Here’s the situation:  Every criminal defense attorney has received the panicked mom call.  My heart goes out to mom’s, they bare the brunt of their children’s shenanigans.  Anyway, the call goes something like this: “My son’s on probation, he’s at school.  His probation officer just called to say he is coming by the house to search our home.  I’ve searched first, and found drugs.  What should I do with these drugs?


Moms being moms, they want to be the good Samaritan and hand over the drugs to the police when they arrive.   Hum.

Bad idea.

That’s what happened in the real life case of Stanton v. State746 So. 2d 1229 (Fla. 3d DCA 1999).  Stanton was a recovering addict, and a former dealer gave Stanton some cocaine to get him hooked again.  Nice guy, this dealer, right?  It would be like a new ad campaign from Marlboro offering free cigarettes for those who have quit.   Maybe the longer you’ve gone without smoking, the more packs you get for free?  Anyway, Stanton’s old drug dealer was offering free cocaine samples to his recovering ex-income streams.  Pure evil.  What is the world coming to that coke dealers are begging recovering addicts to come back like my old cell phone company?  Continue Reading

drugs-various-300x225A couple of articles back, I ranted about cops trumping up charges.  Yes, my outrage can get boring at times, as it seems everyone is outraged over something.  That being said, getting pissed off about something is a fine cure for writers block.  And, in my defense, at least I’m able to give very specific examples of why you taxpayers should be concerned about how the criminal justice system is wasting your hard earned cash.

Before we jump into the case of the day, a bit of background may be helpful. We charge people for possessing drugs, not using drugs.  If a cop finds someone high on cocaine in a night club–they cannot charge them with possession of the cocaine they consumed in order to get high.  Being “high” on drugs is not a crime.  Possessing those drugs is a crime.

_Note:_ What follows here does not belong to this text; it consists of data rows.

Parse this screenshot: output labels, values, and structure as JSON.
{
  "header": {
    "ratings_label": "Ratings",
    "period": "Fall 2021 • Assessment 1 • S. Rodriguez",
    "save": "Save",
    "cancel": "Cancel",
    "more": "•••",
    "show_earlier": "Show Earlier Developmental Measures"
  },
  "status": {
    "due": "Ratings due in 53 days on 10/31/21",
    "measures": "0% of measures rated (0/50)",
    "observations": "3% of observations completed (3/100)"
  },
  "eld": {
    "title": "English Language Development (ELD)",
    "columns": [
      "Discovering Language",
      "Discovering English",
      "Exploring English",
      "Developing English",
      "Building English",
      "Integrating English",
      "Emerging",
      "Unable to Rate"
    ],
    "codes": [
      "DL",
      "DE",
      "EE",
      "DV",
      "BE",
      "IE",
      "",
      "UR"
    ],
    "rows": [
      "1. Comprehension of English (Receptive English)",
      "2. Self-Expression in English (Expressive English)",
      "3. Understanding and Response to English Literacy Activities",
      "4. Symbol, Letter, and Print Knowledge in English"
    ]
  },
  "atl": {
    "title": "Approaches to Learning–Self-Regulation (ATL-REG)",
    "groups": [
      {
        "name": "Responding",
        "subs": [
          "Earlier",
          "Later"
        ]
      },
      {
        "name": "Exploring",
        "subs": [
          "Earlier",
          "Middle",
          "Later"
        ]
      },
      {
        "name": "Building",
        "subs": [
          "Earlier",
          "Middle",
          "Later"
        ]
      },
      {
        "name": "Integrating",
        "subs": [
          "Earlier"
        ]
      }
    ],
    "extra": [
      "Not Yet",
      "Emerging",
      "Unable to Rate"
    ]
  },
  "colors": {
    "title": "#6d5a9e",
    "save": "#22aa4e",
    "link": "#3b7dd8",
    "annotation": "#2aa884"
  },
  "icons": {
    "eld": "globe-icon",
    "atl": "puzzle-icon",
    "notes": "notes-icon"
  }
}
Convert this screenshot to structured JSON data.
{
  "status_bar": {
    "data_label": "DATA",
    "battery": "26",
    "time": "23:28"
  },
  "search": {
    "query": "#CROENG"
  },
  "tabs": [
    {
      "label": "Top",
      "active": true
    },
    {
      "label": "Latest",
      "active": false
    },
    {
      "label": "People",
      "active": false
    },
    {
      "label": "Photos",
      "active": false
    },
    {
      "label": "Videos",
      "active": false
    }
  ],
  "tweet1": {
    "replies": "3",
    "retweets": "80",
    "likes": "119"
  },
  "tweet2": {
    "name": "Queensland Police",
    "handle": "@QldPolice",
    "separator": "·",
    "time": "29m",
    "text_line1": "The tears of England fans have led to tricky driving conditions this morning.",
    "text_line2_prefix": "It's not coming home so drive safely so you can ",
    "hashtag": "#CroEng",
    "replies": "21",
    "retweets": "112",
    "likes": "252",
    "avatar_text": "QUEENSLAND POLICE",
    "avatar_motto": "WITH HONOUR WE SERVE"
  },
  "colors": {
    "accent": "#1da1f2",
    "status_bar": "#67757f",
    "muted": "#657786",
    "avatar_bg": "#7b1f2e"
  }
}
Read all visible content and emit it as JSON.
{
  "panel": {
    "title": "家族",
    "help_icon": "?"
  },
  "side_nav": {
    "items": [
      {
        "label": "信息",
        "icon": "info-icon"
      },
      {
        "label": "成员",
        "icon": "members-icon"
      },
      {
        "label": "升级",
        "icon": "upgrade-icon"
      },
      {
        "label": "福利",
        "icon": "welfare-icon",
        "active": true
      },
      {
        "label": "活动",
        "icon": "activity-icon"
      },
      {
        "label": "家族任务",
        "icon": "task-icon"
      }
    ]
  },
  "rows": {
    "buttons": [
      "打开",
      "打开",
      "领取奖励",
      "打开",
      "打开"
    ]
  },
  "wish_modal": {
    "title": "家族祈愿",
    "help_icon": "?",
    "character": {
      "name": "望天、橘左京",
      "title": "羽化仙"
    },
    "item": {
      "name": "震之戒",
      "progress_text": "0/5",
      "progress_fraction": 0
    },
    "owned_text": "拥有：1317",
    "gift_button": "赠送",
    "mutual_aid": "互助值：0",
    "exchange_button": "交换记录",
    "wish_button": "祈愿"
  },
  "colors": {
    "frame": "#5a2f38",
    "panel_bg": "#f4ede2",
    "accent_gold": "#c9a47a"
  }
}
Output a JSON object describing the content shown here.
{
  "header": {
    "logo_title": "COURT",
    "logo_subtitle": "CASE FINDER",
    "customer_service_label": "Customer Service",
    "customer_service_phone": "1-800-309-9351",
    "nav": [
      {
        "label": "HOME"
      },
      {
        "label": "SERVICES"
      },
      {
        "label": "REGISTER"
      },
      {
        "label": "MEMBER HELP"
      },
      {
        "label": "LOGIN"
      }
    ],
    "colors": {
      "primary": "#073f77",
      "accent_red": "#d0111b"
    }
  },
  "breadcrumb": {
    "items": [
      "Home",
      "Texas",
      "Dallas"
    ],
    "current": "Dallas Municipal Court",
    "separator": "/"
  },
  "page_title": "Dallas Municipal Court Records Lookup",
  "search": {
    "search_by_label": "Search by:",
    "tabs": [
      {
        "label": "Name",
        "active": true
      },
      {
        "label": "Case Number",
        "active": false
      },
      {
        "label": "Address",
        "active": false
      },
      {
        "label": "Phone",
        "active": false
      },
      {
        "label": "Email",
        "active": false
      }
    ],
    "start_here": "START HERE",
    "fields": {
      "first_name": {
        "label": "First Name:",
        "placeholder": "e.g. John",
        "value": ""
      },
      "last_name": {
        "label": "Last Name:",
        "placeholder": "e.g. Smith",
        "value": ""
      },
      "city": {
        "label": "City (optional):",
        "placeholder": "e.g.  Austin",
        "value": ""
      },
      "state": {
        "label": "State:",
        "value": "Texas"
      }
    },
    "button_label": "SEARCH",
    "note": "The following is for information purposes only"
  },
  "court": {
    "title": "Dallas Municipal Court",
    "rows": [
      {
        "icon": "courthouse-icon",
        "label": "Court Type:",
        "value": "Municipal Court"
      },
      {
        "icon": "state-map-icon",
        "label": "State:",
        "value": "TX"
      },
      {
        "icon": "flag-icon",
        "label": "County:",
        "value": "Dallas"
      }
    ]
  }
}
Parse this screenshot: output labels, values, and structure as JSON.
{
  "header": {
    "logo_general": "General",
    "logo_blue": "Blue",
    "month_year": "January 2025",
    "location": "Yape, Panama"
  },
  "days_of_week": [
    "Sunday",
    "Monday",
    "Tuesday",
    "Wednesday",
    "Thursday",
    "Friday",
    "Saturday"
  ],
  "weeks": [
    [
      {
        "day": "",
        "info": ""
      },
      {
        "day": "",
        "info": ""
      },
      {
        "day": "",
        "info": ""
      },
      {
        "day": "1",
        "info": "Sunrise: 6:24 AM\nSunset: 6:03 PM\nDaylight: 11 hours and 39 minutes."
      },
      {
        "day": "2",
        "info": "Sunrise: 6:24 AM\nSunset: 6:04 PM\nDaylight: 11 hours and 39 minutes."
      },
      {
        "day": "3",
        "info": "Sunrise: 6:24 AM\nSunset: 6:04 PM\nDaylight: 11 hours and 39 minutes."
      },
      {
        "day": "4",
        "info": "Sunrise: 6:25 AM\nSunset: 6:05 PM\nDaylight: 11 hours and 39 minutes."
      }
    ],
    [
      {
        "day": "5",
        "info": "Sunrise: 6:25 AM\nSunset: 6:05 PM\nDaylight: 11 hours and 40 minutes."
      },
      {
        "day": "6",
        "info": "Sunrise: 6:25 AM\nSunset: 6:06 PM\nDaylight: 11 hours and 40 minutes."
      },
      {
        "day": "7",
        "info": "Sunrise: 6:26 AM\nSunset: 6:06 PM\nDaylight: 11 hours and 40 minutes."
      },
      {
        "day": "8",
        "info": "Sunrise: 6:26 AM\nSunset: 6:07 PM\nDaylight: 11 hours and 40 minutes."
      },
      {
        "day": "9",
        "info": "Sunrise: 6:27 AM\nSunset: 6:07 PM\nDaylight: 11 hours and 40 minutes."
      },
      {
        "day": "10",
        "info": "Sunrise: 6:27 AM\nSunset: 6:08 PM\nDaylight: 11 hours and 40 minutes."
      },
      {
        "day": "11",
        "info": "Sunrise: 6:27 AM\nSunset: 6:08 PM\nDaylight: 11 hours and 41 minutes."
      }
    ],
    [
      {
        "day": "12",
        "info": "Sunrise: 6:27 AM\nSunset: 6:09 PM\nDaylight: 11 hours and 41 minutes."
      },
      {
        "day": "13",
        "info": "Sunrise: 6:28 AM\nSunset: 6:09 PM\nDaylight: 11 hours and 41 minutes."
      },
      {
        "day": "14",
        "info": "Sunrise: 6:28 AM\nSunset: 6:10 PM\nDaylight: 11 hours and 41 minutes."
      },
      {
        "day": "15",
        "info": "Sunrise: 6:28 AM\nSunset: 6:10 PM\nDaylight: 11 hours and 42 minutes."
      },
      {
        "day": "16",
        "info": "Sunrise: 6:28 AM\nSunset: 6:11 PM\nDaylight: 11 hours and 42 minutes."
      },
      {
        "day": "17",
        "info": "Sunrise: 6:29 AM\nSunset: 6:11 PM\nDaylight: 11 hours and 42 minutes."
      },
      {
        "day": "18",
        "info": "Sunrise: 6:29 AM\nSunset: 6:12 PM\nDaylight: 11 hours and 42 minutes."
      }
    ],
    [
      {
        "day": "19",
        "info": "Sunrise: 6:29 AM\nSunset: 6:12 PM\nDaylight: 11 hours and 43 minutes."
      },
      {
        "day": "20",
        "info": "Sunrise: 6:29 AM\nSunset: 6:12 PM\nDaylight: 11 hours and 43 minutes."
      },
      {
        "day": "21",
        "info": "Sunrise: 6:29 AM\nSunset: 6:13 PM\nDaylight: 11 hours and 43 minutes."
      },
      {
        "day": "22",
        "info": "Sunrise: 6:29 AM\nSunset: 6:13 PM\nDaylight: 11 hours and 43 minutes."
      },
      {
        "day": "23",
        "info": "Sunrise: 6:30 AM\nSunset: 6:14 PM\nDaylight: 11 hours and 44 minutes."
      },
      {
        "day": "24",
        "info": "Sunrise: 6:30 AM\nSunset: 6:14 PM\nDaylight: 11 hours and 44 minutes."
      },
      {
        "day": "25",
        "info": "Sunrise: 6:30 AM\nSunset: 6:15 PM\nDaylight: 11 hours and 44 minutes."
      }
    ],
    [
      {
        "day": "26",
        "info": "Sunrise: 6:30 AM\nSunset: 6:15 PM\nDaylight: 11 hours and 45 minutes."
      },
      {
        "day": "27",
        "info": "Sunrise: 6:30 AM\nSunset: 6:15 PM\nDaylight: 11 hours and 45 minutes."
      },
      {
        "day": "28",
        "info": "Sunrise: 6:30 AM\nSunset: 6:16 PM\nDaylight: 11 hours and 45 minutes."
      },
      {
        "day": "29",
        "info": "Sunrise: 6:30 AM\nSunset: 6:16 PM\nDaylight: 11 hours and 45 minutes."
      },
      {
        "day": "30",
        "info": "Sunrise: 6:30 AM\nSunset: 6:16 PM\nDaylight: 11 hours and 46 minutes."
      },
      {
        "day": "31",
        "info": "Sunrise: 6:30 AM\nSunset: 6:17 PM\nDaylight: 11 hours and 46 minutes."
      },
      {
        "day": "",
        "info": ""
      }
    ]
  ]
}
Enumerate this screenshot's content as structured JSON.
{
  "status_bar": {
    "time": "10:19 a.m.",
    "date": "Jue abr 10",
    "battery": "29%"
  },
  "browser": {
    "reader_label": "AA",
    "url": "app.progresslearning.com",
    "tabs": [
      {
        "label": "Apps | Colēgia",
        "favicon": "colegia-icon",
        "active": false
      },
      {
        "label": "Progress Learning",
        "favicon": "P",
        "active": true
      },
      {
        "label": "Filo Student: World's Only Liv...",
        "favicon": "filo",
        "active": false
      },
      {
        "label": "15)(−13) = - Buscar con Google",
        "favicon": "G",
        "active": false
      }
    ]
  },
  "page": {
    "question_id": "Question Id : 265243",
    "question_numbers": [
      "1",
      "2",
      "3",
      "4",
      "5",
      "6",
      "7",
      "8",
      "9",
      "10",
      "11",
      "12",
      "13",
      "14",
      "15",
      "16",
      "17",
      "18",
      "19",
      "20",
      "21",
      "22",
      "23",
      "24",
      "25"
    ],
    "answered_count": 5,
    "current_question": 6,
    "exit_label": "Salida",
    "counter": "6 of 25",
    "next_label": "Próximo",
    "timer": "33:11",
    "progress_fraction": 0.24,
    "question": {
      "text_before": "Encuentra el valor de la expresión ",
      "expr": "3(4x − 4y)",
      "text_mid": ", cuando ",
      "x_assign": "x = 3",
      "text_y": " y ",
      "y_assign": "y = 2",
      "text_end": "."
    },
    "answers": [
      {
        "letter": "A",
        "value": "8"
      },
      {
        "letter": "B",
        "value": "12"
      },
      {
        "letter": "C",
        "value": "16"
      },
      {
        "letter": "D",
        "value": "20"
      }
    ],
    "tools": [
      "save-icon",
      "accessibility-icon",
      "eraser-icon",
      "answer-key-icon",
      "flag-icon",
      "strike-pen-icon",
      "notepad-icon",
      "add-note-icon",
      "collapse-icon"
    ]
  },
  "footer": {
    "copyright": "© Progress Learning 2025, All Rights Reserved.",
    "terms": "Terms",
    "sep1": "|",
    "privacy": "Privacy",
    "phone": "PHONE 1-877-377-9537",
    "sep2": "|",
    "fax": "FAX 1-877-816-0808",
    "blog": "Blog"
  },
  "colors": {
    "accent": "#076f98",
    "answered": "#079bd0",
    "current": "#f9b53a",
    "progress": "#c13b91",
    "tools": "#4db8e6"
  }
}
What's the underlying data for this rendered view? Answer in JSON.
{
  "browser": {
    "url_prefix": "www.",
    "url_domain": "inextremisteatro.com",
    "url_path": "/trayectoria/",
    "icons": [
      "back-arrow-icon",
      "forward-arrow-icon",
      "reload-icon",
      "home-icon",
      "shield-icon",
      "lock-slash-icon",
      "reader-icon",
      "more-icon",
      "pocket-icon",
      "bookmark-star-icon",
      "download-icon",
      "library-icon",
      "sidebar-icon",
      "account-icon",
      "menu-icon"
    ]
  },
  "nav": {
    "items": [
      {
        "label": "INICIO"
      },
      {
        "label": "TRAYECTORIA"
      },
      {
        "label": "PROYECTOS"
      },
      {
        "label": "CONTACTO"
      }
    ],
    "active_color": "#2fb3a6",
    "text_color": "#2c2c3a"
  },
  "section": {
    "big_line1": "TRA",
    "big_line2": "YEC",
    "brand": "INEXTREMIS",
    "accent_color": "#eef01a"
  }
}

In some cases, the line between using a drug and possessing the drug becomes blurred.  This is especially true in drug paraphernalia cases (drug paraphernalia is any “thing” used to ingest or store a drug, like a bong or a heroin needle, etc.).  In Holloman v. State, the defendant was convicted of possession of cocaine, and he didn’t even know he had any cocaine on him.  2017 Fla. App. LEXIS 2061 (Fla. 4th DCA 2017).  Holloman was arrested with a brass fitting in his pocket, and this brass fitting had a copper mesh that facilitated the smoking of cocaine.  It was a pipe, of sorts. Continue Reading